GOST: A generic ordinal sequential trial design for a treatment trial in an emerging pandemic.
Whitehead J., Horby P.
BACKGROUND: Conducting clinical trials to assess experimental treatments for potentially pandemic infectious diseases is challenging. Since many outbreaks of infectious diseases last only six to eight weeks, there is a need for trial designs that can be implemented rapidly in the face of uncertainty. Outbreaks are sudden and unpredictable and so it is essential that as much planning as possible takes place in advance. Statistical aspects of such trial designs should be evaluated and discussed in readiness for implementation. METHODOLOGY/PRINCIPAL FINDINGS: This paper proposes a generic ordinal sequential trial design (GOST) for a randomised clinical trial comparing an experimental treatment for an emerging infectious disease with standard care. The design is intended as an off-the-shelf, ready-to-use robust and flexible option. The primary endpoint is a categorisation of patient outcome according to an ordinal scale.
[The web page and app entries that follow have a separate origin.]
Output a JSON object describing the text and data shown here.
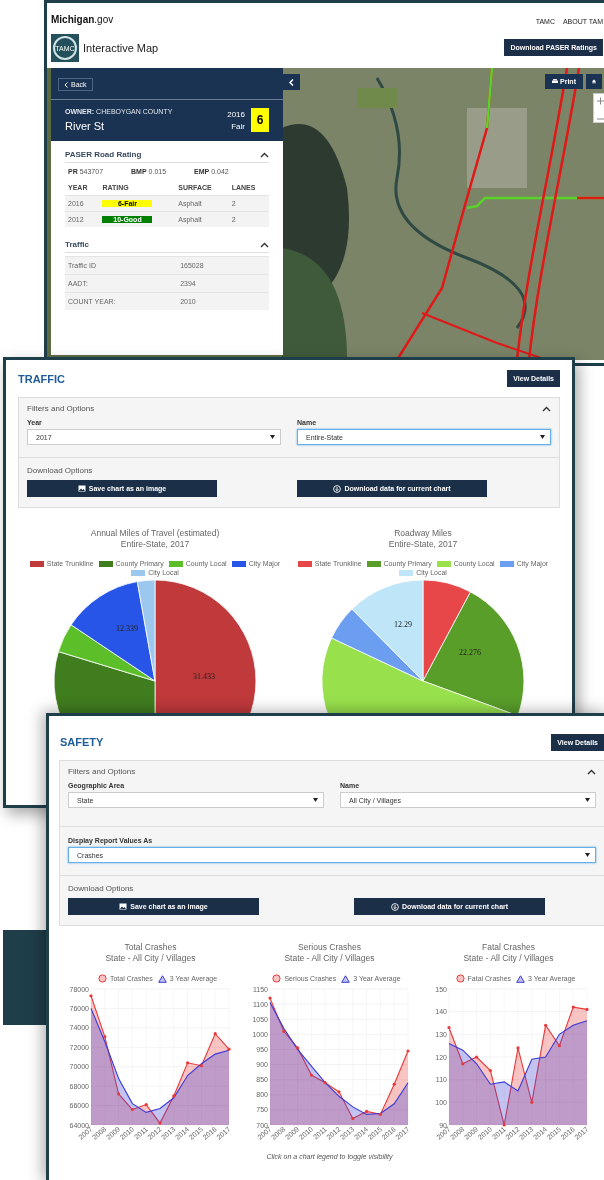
{
  "map_window": {
    "site_title": "**Michigan**.gov",
    "nav_links": [
      "TAMC",
      "ABOUT TAM"
    ],
    "logo_text": "TAMC",
    "app_title": "Interactive Map",
    "download_button": "Download PASER Ratings",
    "print_button": "Print",
    "sidebar": {
      "back_button": "Back",
      "owner": "**OWNER:** CHEBOYGAN COUNTY",
      "road_name": "River St",
      "rating_year": "2016",
      "rating_label": "Fair",
      "rating_value": "6",
      "sections": [
        {
          "kind": "paser",
          "title": "PASER Road Rating",
          "expanded": true,
          "stats": [
            {
              "label": "PR",
              "value": "543707"
            },
            {
              "label": "BMP",
              "value": "0.015"
            },
            {
              "label": "EMP",
              "value": "0.042"
            }
          ],
          "columns": [
            "YEAR",
            "RATING",
            "SURFACE",
            "LANES"
          ],
          "rows": [
            {
              "year": "2016",
              "rating": "6-Fair",
              "color": "#ffff00",
              "surface": "Asphalt",
              "lanes": "2"
            },
            {
              "year": "2012",
              "rating": "10-Good",
              "color": "#008000",
              "surface": "Asphalt",
              "lanes": "2"
            }
          ]
        },
        {
          "kind": "traffic",
          "title": "Traffic",
          "expanded": true,
          "rows": [
            {
              "label": "Traffic ID",
              "value": "165028"
            },
            {
              "label": "AADT:",
              "value": "2394"
            },
            {
              "label": "COUNT YEAR:",
              "value": "2010"
            }
          ]
        }
      ]
    }
  },
  "traffic_window": {
    "title": "TRAFFIC",
    "view_button": "View Details",
    "filters": {
      "title": "Filters and Options",
      "expanded": true,
      "rows": [
        [
          {
            "label": "Year",
            "value": "2017",
            "focused": false
          },
          {
            "label": "Name",
            "value": "Entire-State",
            "focused": true
          }
        ]
      ]
    },
    "download": {
      "title": "Download Options",
      "buttons": [
        {
          "kind": "image",
          "label": "Save chart as an image"
        },
        {
          "kind": "download",
          "label": "Download data for current chart"
        }
      ]
    },
    "charts": [
      {
        "title": "Annual Miles of Travel (estimated)",
        "subtitle": "Entire-State, 2017",
        "legend": [
          {
            "name": "State Trunkline",
            "color": "#c0393b"
          },
          {
            "name": "County Primary",
            "color": "#3f7d1e"
          },
          {
            "name": "County Local",
            "color": "#5cbf2a"
          },
          {
            "name": "City Major",
            "color": "#2755e8"
          },
          {
            "name": "City Local",
            "color": "#9cc8f0"
          }
        ],
        "slice_labels": [
          "12.339",
          "31.433"
        ]
      },
      {
        "title": "Roadway Miles",
        "subtitle": "Entire-State, 2017",
        "legend": [
          {
            "name": "State Trunkline",
            "color": "#e8474a"
          },
          {
            "name": "County Primary",
            "color": "#5a9e2a"
          },
          {
            "name": "County Local",
            "color": "#98e04c"
          },
          {
            "name": "City Major",
            "color": "#6b9ef0"
          },
          {
            "name": "City Local",
            "color": "#bfe6f8"
          }
        ],
        "slice_labels": [
          "12.29",
          "22.276"
        ]
      }
    ]
  },
  "safety_window": {
    "title": "SAFETY",
    "view_button": "View Details",
    "filters": {
      "title": "Filters and Options",
      "expanded": true,
      "rows": [
        [
          {
            "label": "Geographic Area",
            "value": "State",
            "focused": false
          },
          {
            "label": "Name",
            "value": "All City / Villages",
            "focused": false
          }
        ],
        [
          {
            "label": "Display Report Values As",
            "value": "Crashes",
            "focused": true
          }
        ]
      ]
    },
    "download": {
      "title": "Download Options",
      "buttons": [
        {
          "kind": "image",
          "label": "Save chart as an image"
        },
        {
          "kind": "download",
          "label": "Download data for current chart"
        }
      ]
    },
    "charts": [
      {
        "subtitle": "State - All City / Villages",
        "chart_data": {
          "type": "area",
          "title": "Total Crashes",
          "grid": true,
          "categories": [
            "2007",
            "2008",
            "2009",
            "2010",
            "2011",
            "2012",
            "2013",
            "2014",
            "2015",
            "2016",
            "2017"
          ],
          "ylim": [
            64000,
            78000
          ],
          "yticks": [
            64000,
            66000,
            68000,
            70000,
            72000,
            74000,
            76000,
            78000
          ],
          "stacked": false,
          "series": [
            {
              "name": "Total Crashes",
              "color": "#e83a3a",
              "values": [
                77300,
                73100,
                67200,
                65600,
                66100,
                64200,
                67000,
                70400,
                70100,
                73400,
                71800
              ]
            },
            {
              "name": "3 Year Average",
              "color": "#3a3ad8",
              "values": [
                76000,
                72600,
                68800,
                66200,
                65300,
                65700,
                66800,
                69100,
                70300,
                71300,
                71700
              ]
            }
          ]
        }
      },
      {
        "subtitle": "State - All City / Villages",
        "chart_data": {
          "type": "area",
          "title": "Serious Crashes",
          "grid": true,
          "categories": [
            "2007",
            "2008",
            "2009",
            "2010",
            "2011",
            "2012",
            "2013",
            "2014",
            "2015",
            "2016",
            "2017"
          ],
          "ylim": [
            700,
            1150
          ],
          "yticks": [
            700,
            750,
            800,
            850,
            900,
            950,
            1000,
            1050,
            1100,
            1150
          ],
          "stacked": false,
          "series": [
            {
              "name": "Serious Crashes",
              "color": "#e83a3a",
              "values": [
                1120,
                1010,
                955,
                865,
                840,
                810,
                722,
                745,
                735,
                835,
                945
              ]
            },
            {
              "name": "3 Year Average",
              "color": "#3a3ad8",
              "values": [
                1105,
                1020,
                950,
                895,
                840,
                795,
                760,
                735,
                738,
                770,
                840
              ]
            }
          ]
        }
      },
      {
        "subtitle": "State - All City / Villages",
        "chart_data": {
          "type": "area",
          "title": "Fatal Crashes",
          "grid": true,
          "categories": [
            "2007",
            "2008",
            "2009",
            "2010",
            "2011",
            "2012",
            "2013",
            "2014",
            "2015",
            "2016",
            "2017"
          ],
          "ylim": [
            90,
            150
          ],
          "yticks": [
            90,
            100,
            110,
            120,
            130,
            140,
            150
          ],
          "stacked": false,
          "series": [
            {
              "name": "Fatal Crashes",
              "color": "#e83a3a",
              "values": [
                133,
                117,
                120,
                114,
                90,
                124,
                100,
                134,
                125,
                142,
                141
              ]
            },
            {
              "name": "3 Year Average",
              "color": "#3a3ad8",
              "values": [
                126,
                123,
                117,
                108,
                109,
                105,
                119,
                120,
                130,
                134,
                136
              ]
            }
          ]
        }
      }
    ],
    "caption": "Click on a chart legend to toggle visibility"
  }
}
A sequential approach is adopted, stopping as soon as it is clear that the experimental treatment has an advantage or that sufficient advantage is unlikely to be detected. The properties of the design are evaluated using large-sample theory and verified for moderate sized samples using simulation. The trial is powered to detect a generic clinically relevant difference: namely an odds ratio of 2 for better rather than worse outcomes. Total sample sizes (across both treatments) of between 150 and 300 patients prove to be adequate in many cases, but the precise value depends on both the magnitude of the treatment advantage and the nature of the ordinal scale. An advantage of the approach is that any erroneous assumptions made at the design stage about the proportion of patients falling into each outcome category have little effect on the error probabilities of the study, although they can lead to inaccurate forecasts of sample size. CONCLUSIONS/SIGNIFICANCE: It is important and feasible to pre-determine many of the statistical aspects of an efficient trial design in advance of a disease outbreak. The design can then be tailored to the specific disease under study once its nature is better understood.